### Input for this task
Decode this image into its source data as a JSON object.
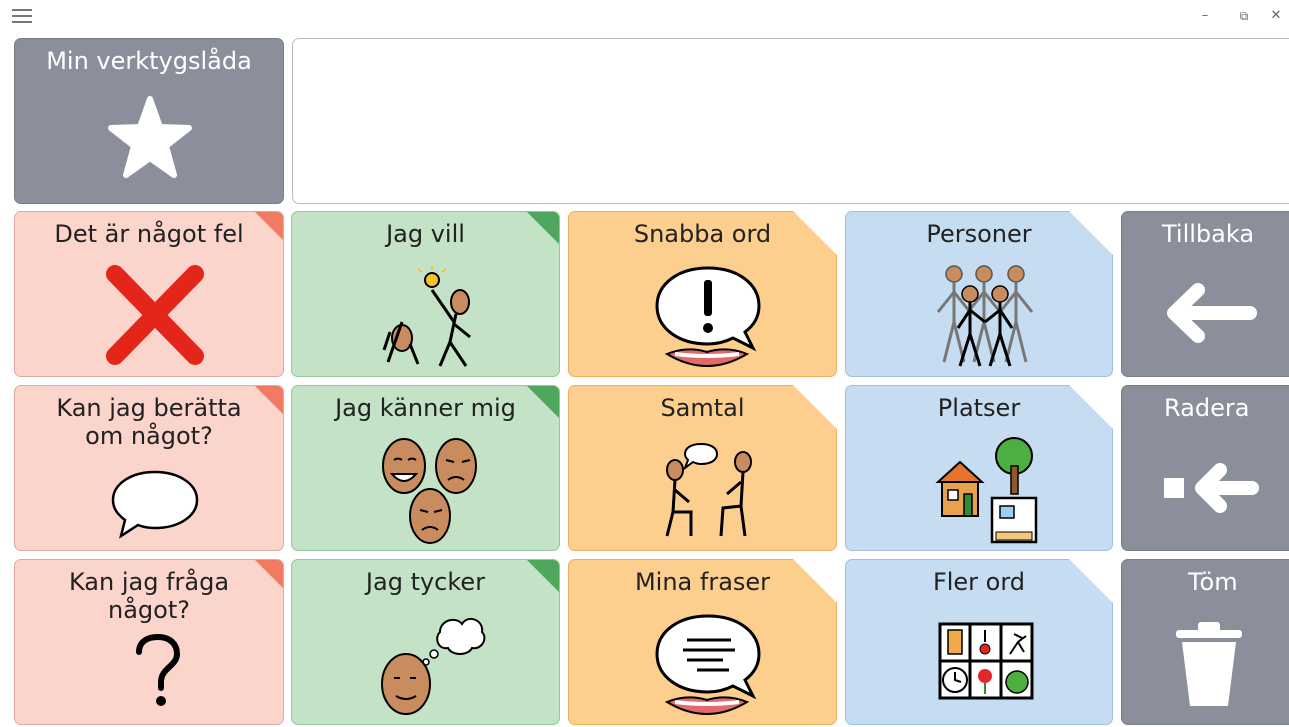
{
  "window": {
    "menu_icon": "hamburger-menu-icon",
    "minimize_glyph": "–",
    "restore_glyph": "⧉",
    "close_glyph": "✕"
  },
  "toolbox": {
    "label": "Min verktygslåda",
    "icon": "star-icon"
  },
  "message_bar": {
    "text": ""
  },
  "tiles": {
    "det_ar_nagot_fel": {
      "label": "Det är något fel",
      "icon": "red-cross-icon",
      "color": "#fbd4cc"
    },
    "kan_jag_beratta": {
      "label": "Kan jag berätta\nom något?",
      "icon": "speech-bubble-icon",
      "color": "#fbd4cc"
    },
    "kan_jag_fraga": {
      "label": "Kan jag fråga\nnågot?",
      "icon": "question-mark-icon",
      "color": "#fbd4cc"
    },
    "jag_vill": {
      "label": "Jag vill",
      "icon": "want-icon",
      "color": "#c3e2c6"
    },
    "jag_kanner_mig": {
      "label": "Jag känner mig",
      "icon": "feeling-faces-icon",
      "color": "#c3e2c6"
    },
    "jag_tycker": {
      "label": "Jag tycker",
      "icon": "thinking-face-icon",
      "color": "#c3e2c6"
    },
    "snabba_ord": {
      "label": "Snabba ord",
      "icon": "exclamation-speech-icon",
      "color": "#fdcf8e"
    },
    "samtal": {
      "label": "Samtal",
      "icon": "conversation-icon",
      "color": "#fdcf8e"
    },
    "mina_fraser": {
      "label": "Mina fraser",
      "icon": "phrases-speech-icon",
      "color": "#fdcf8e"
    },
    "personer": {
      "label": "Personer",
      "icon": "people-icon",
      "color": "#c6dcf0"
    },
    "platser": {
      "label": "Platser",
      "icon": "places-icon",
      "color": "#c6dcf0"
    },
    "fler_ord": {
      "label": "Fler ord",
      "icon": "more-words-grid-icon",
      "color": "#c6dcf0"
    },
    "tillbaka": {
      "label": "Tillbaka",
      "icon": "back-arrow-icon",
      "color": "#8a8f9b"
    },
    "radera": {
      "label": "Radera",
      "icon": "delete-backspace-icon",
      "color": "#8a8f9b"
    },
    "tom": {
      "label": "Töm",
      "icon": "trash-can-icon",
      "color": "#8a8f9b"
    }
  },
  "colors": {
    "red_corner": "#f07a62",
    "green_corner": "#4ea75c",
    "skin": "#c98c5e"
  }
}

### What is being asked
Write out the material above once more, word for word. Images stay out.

### Problem solution
Decode this image into its source data as a JSON object.
{
  "window": {
    "menu_icon": "hamburger-menu-icon",
    "minimize_glyph": "–",
    "restore_glyph": "⧉",
    "close_glyph": "✕"
  },
  "toolbox": {
    "label": "Min verktygslåda",
    "icon": "star-icon"
  },
  "message_bar": {
    "text": ""
  },
  "tiles": {
    "det_ar_nagot_fel": {
      "label": "Det är något fel",
      "icon": "red-cross-icon",
      "color": "#fbd4cc"
    },
    "kan_jag_beratta": {
      "label": "Kan jag berätta\nom något?",
      "icon": "speech-bubble-icon",
      "color": "#fbd4cc"
    },
    "kan_jag_fraga": {
      "label": "Kan jag fråga\nnågot?",
      "icon": "question-mark-icon",
      "color": "#fbd4cc"
    },
    "jag_vill": {
      "label": "Jag vill",
      "icon": "want-icon",
      "color": "#c3e2c6"
    },
    "jag_kanner_mig": {
      "label": "Jag känner mig",
      "icon": "feeling-faces-icon",
      "color": "#c3e2c6"
    },
    "jag_tycker": {
      "label": "Jag tycker",
      "icon": "thinking-face-icon",
      "color": "#c3e2c6"
    },
    "snabba_ord": {
      "label": "Snabba ord",
      "icon": "exclamation-speech-icon",
      "color": "#fdcf8e"
    },
    "samtal": {
      "label": "Samtal",
      "icon": "conversation-icon",
      "color": "#fdcf8e"
    },
    "mina_fraser": {
      "label": "Mina fraser",
      "icon": "phrases-speech-icon",
      "color": "#fdcf8e"
    },
    "personer": {
      "label": "Personer",
      "icon": "people-icon",
      "color": "#c6dcf0"
    },
    "platser": {
      "label": "Platser",
      "icon": "places-icon",
      "color": "#c6dcf0"
    },
    "fler_ord": {
      "label": "Fler ord",
      "icon": "more-words-grid-icon",
      "color": "#c6dcf0"
    },
    "tillbaka": {
      "label": "Tillbaka",
      "icon": "back-arrow-icon",
      "color": "#8a8f9b"
    },
    "radera": {
      "label": "Radera",
      "icon": "delete-backspace-icon",
      "color": "#8a8f9b"
    },
    "tom": {
      "label": "Töm",
      "icon": "trash-can-icon",
      "color": "#8a8f9b"
    }
  },
  "colors": {
    "red_corner": "#f07a62",
    "green_corner": "#4ea75c",
    "skin": "#c98c5e"
  }
}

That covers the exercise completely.